A fatal shooting at a halfway house for federal prisoners has outraged neighbors who have been fighting for the last two years to close the Northeast Washington facility.

For residents, the overriding issue has been security, and the slaying late June 29 of a halfway house resident, 33-year-old Cleveland McKinney Jr., has prompted neighbors to increase their efforts.

"We are all kind of livid in the community. The security at that facility is breached," said Regina James, an advisory neighborhood commissioner. "They don't care about the community as a whole. They don't even care about securing their own residents."

McKinney was shot by an unknown assailant in a meeting room of the residence, in the 2200 block of Adams Place NE. The halfway house, called Bannum Place, is run by Bannum Inc., a Florida-based company that has a contract with the Federal Bureau of Prisons. Federal officials inspected the facility the day after the shooting and are reviewing what happened.

James said she plans to continue a letter-writing campaign and will call on government officials to force the closure of the halfway house. The residence is meant to ease the return of prisoners to society.

District Council member Vincent B. Orange Sr. (D-Ward 5), a longtime opponent of the decision to put the halfway house in the Woodbridge neighborhood, said he will keep urging the city to shut it down "before something else happens."

Bannum opened the facility in May 2003. Several months later, the city's zoning board sided with the community and voted to revoke the building's permit. In April this year, the D.C. Department of Consumer and Regulatory Affairs voted to revoke Bannum's occupancy certificate. But the halfway house remained open, with Bannum fighting the issue in court.

Last week, the city gave Bannum 45 days to vacate, according to Vincent Morris, a spokesman for Mayor Anthony A. Williams (D).

Bannum officials have not returned calls seeking comment on the recent developments.

Neighbors and activists said they do not understand why the facility, which is at a dead end on Adams Place, is still operating. They warned that the city could be held responsible if more trouble occurs.

"They are not licensed; they are running this facility illegally," asserted Donald M. Temple, who is representing the neighborhood activists. "What more do they need to get them to follow the law? They need another shooting? A fire? Those people that work and live there, they are victims and they potentially have claims against the city for allowing them to live there where the certificate of occupancy has been revoked."

The facility has about 80 residents and provides counseling and work opportunities, according to court papers filed by Bannum. The halfway house is just off New York Avenue, near a few businesses and a day-care facility for mentally disabled adults.

"I see the guys walking all the time, but we haven't had any problems with them," said Dante Ribulotta, owner of a business near the halfway house. "But we try not to be here at night."

Police said they are investigating the possibility that McKinney was slain by a resident or former resident of Bannum Place. McKinney, who had served time in federal prison for armed robbery and handgun convictions, was seen arguing with someone the day before the shooting, police said. The gunman apparently got into the building through a door that normally could not be opened from the outside, police said.

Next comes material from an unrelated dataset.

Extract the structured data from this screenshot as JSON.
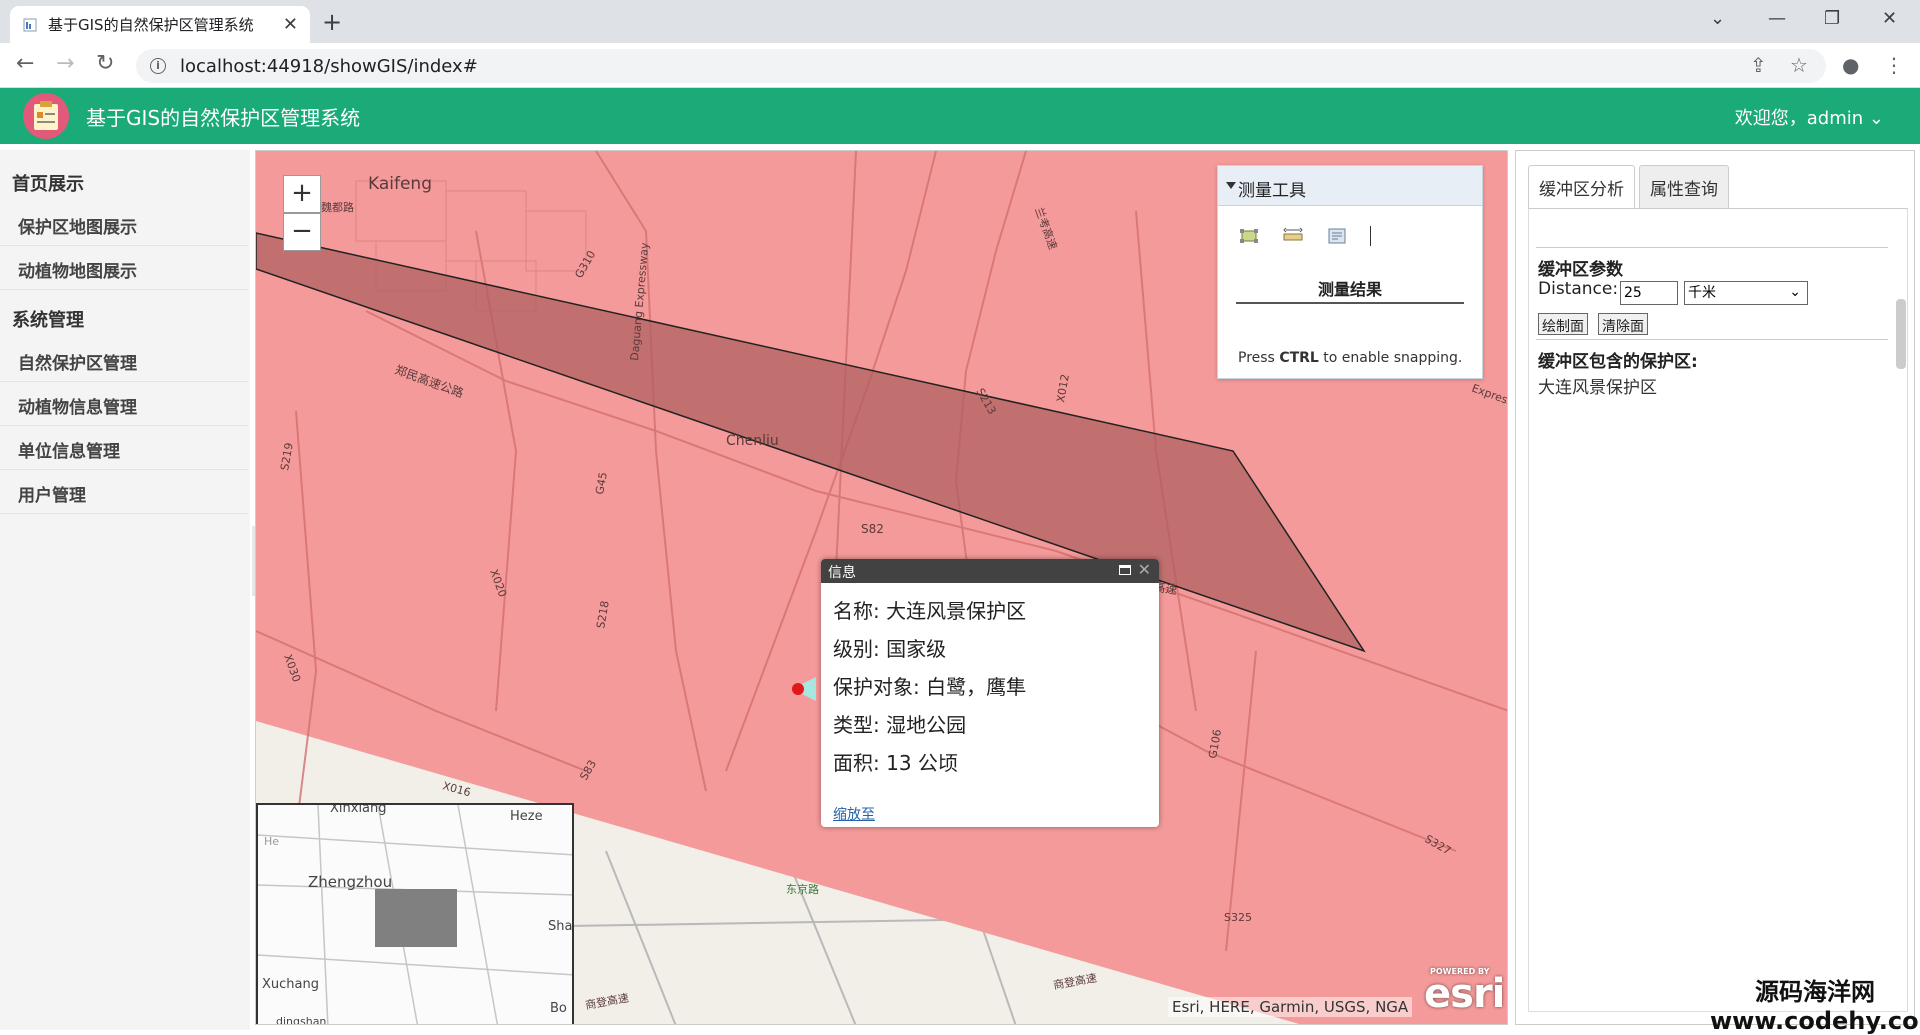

Police Cmdr. Jennifer Greene, of the 5th District, said the area around the halfway house is "generally pretty quiet" in terms of crime. However, when a nearby nightclub holds an event, there is often a spike in car-stealing or thefts from vehicles, Greene said. She said she suspected that some of the residents of the halfway house may be responsible.

The large concentration of men with criminal backgrounds continues to worry neighbors.

Joan Hurley, who runs the Ionia Whipper Home, a residential facility for neglected girls a few blocks from Bannum Place, lamented the presence of the halfway house in the community.

"I'm surprised that nothing has happened before now," she said. "My fear is for my little girls and the older people in the community."

Staff writer Del Quentin Wilber contributed to this report.